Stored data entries
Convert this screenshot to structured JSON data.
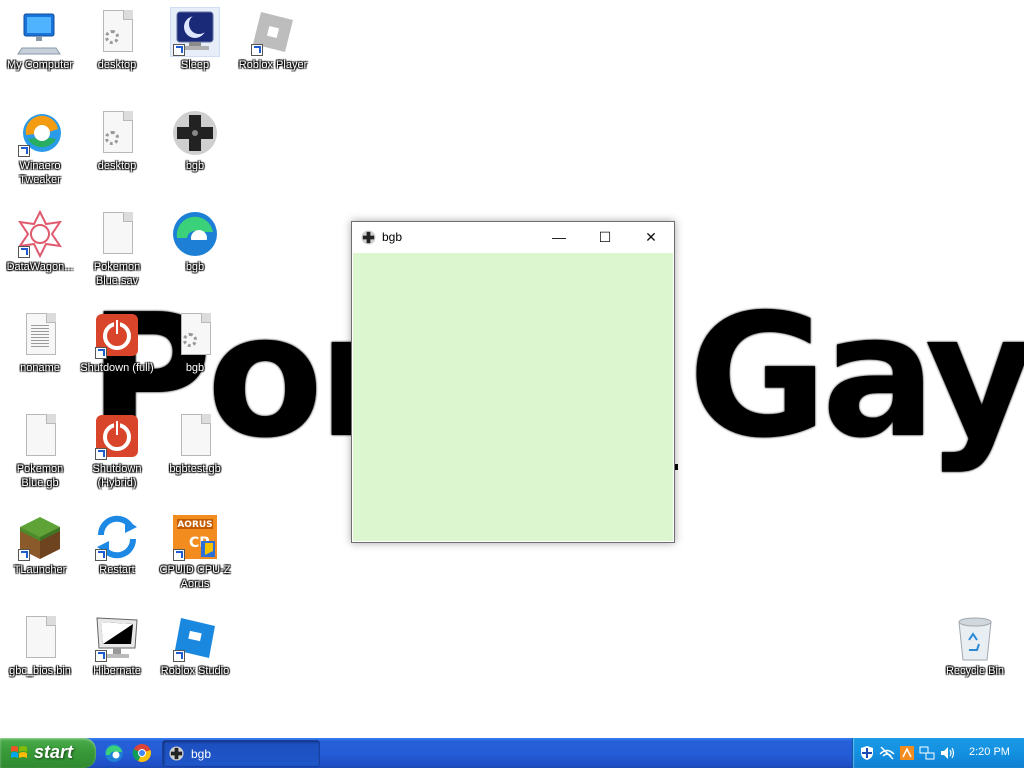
{
  "wallpaper": {
    "text_left": "Pork",
    "text_right": "Gay"
  },
  "desktop_icons": {
    "my_computer": "My Computer",
    "desktop_1": "desktop",
    "sleep": "Sleep",
    "roblox_player": "Roblox Player",
    "winaero": "Winaero Tweaker",
    "desktop_2": "desktop",
    "bgb_1": "bgb",
    "datawagon": "DataWagon...",
    "pokemon_sav": "Pokemon Blue.sav",
    "edge": "bgb",
    "noname": "noname",
    "shutdown_full": "Shutdown (full)",
    "bgb_2": "bgb",
    "pokemon_gb": "Pokemon Blue.gb",
    "shutdown_hybrid": "Shutdown (Hybrid)",
    "bgbtest": "bgbtest.gb",
    "tlauncher": "TLauncher",
    "restart": "Restart",
    "cpuz": "CPUID CPU-Z Aorus",
    "gbc_bios": "gbc_bios.bin",
    "hibernate": "Hibernate",
    "roblox_studio": "Roblox Studio",
    "recycle_bin": "Recycle Bin"
  },
  "window": {
    "title": "bgb",
    "minimize": "—",
    "maximize": "☐",
    "close": "✕",
    "client_color": "#dcf6cf"
  },
  "taskbar": {
    "start_label": "start",
    "task_label": "bgb",
    "clock": "2:20 PM"
  }
}
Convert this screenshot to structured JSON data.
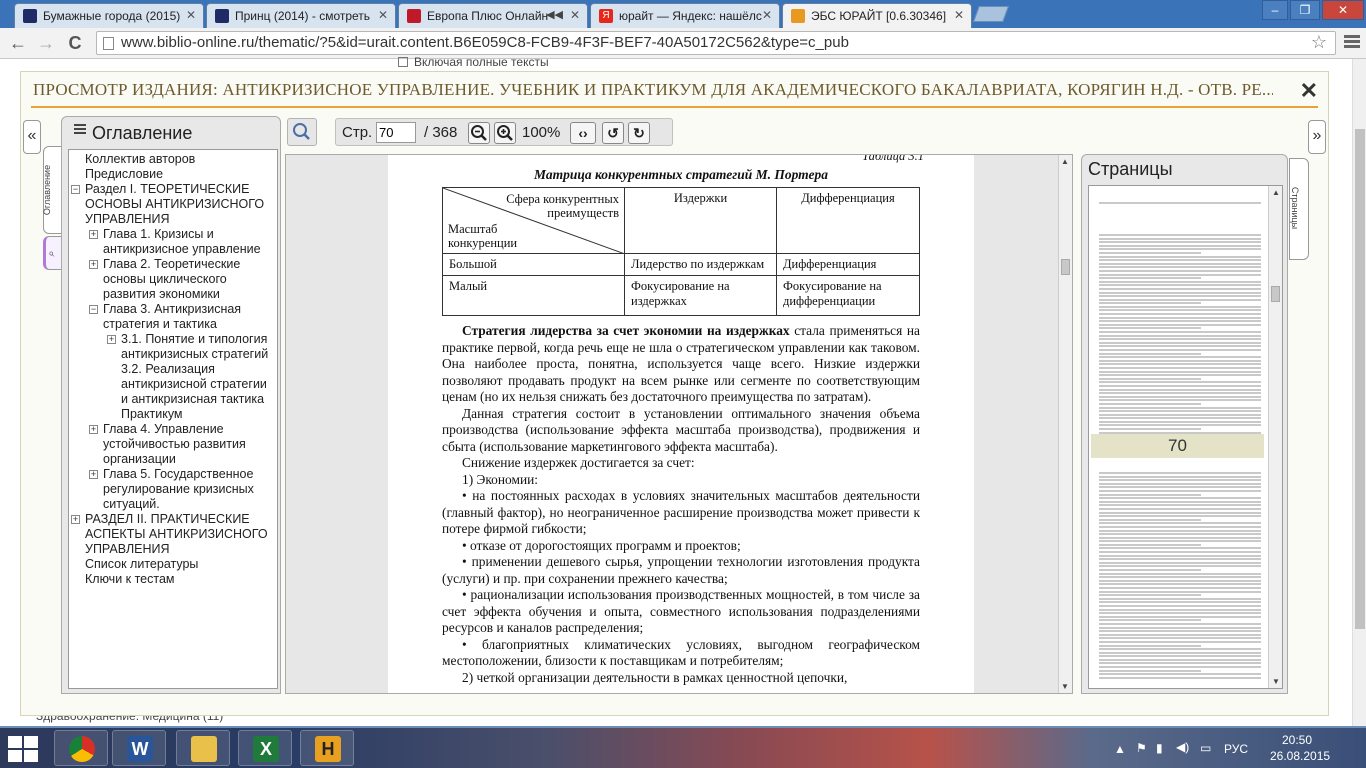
{
  "browser": {
    "tabs": [
      {
        "title": "Бумажные города (2015)",
        "fav_color": "#1e2b66",
        "active": false
      },
      {
        "title": "Принц (2014) - смотреть",
        "fav_color": "#1e2b66",
        "active": false
      },
      {
        "title": "Европа Плюс Онлайн",
        "fav_color": "#c01a2a",
        "active": false,
        "sound": "◀◀"
      },
      {
        "title": "юрайт — Яндекс: нашёлс",
        "fav_color": "#e8261a",
        "fav_letter": "Я",
        "active": false
      },
      {
        "title": "ЭБС ЮРАЙТ [0.6.30346]",
        "fav_color": "#e89a20",
        "active": true
      }
    ],
    "url": "www.biblio-online.ru/thematic/?5&id=urait.content.B6E059C8-FCB9-4F3F-BEF7-40A50172C562&type=c_pub",
    "window_controls": [
      "–",
      "❐",
      "✕"
    ],
    "nav": {
      "back": "←",
      "forward": "→",
      "reload": "C"
    }
  },
  "page_behind": {
    "checkbox_label": "Включая полные тексты",
    "bottom_snippet": "Здравоохранение. Медицина (11)"
  },
  "viewer": {
    "title": "ПРОСМОТР ИЗДАНИЯ: АНТИКРИЗИСНОЕ УПРАВЛЕНИЕ. УЧЕБНИК И ПРАКТИКУМ ДЛЯ АКАДЕМИЧЕСКОГО БАКАЛАВРИАТА, КОРЯГИН Н.Д. - ОТВ. РЕ...",
    "close": "✕",
    "left_arrow": "«",
    "right_arrow": "»",
    "toc_tab_label": "Оглавление",
    "pages_tab_label": "Страницы",
    "toc": {
      "heading": "Оглавление",
      "items": [
        {
          "text": "Коллектив авторов",
          "indent": 0,
          "exp": ""
        },
        {
          "text": "Предисловие",
          "indent": 0,
          "exp": ""
        },
        {
          "text": "Раздел I. ТЕОРЕТИЧЕСКИЕ ОСНОВЫ АНТИКРИЗИСНОГО УПРАВЛЕНИЯ",
          "indent": 0,
          "exp": "−"
        },
        {
          "text": "Глава 1. Кризисы и антикризисное управление",
          "indent": 1,
          "exp": "+"
        },
        {
          "text": "Глава 2. Теоретические основы циклического развития экономики",
          "indent": 1,
          "exp": "+"
        },
        {
          "text": "Глава 3. Антикризисная стратегия и тактика",
          "indent": 1,
          "exp": "−"
        },
        {
          "text": "3.1. Понятие и типология антикризисных стратегий",
          "indent": 2,
          "exp": "+"
        },
        {
          "text": "3.2. Реализация антикризисной стратегии и антикризисная тактика",
          "indent": 2,
          "exp": ""
        },
        {
          "text": "Практикум",
          "indent": 2,
          "exp": ""
        },
        {
          "text": "Глава 4. Управление устойчивостью развития организации",
          "indent": 1,
          "exp": "+"
        },
        {
          "text": "Глава 5. Государственное регулирование кризисных ситуаций.",
          "indent": 1,
          "exp": "+"
        },
        {
          "text": "РАЗДЕЛ II. ПРАКТИЧЕСКИЕ АСПЕКТЫ АНТИКРИЗИСНОГО УПРАВЛЕНИЯ",
          "indent": 0,
          "exp": "+"
        },
        {
          "text": "Список литературы",
          "indent": 0,
          "exp": ""
        },
        {
          "text": "Ключи к тестам",
          "indent": 0,
          "exp": ""
        }
      ]
    },
    "toolbar": {
      "page_label": "Стр.",
      "page_value": "70",
      "page_total": "/ 368",
      "zoom": "100%",
      "zoom_out": "−",
      "zoom_in": "+",
      "fit": "‹›",
      "rotate_left": "↺",
      "rotate_right": "↻"
    },
    "document": {
      "table_number": "Таблица 3.1",
      "matrix_title": "Матрица конкурентных стратегий М. Портера",
      "header_diag_top": "Сфера конкурентных преимуществ",
      "header_diag_bottom": "Масштаб конкуренции",
      "col1": "Издержки",
      "col2": "Дифференциация",
      "row1": {
        "label": "Большой",
        "c1": "Лидерство по издержкам",
        "c2": "Дифференциация"
      },
      "row2": {
        "label": "Малый",
        "c1": "Фокусирование на издержках",
        "c2": "Фокусирование на дифференциации"
      },
      "p1_bold": "Стратегия лидерства за счет экономии на издержках",
      "p1": " стала приме­няться на практике первой, когда речь еще не шла о стратегическом управ­лении как таковом. Она наиболее проста, понятна, используется чаще всего. Низкие издержки позволяют продавать продукт на всем рынке или сегменте по соответствующим ценам (но их нельзя снижать без достаточ­ного преимущества по затратам).",
      "p2": "Данная стратегия состоит в установлении оптимального значения объ­ема производства (использование эффекта масштаба производства), про­движения и сбыта (использование маркетингового эффекта масштаба).",
      "p3": "Снижение издержек достигается за счет:",
      "p4": "1) Экономии:",
      "b1": "•   на постоянных расходах в условиях значительных масштабов дея­тельности (главный фактор), но неограниченное расширение производства может привести к потере фирмой гибкости;",
      "b2": "•   отказе от дорогостоящих программ и проектов;",
      "b3": "•   применении дешевого сырья, упрощении технологии изготовления продукта (услуги) и пр. при сохранении прежнего качества;",
      "b4": "•   рационализации использования производственных мощностей, в том числе за счет эффекта обучения и опыта, совместного использования под­разделениями ресурсов и каналов распределения;",
      "b5": "•   благоприятных климатических условиях, выгодном географическом местоположении, близости к поставщикам и потребителям;",
      "p5": "2) четкой организации деятельности в рамках ценностной цепочки,"
    },
    "pages_panel": {
      "heading": "Страницы",
      "current_page": "70"
    }
  },
  "taskbar": {
    "apps": [
      {
        "name": "chrome",
        "letter": "",
        "color": "#d33"
      },
      {
        "name": "word",
        "letter": "W",
        "color": "#2a5699"
      },
      {
        "name": "explorer",
        "letter": "",
        "color": "#e9c04a"
      },
      {
        "name": "excel",
        "letter": "X",
        "color": "#1f7a3c"
      },
      {
        "name": "h-app",
        "letter": "H",
        "color": "#e8a020"
      }
    ],
    "lang": "РУС",
    "time": "20:50",
    "date": "26.08.2015"
  }
}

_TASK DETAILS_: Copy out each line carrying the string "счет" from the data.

_WRITTEN SOLUTION_:
      "p1_bold": "Стратегия лидерства за счет экономии на издержках",
      "p3": "Снижение издержек достигается за счет:",
      "b4": "•   рационализации использования производственных мощностей, в том числе за счет эффекта обучения и опыта, совместного использования под­разделениями ресурсов и каналов распределения;",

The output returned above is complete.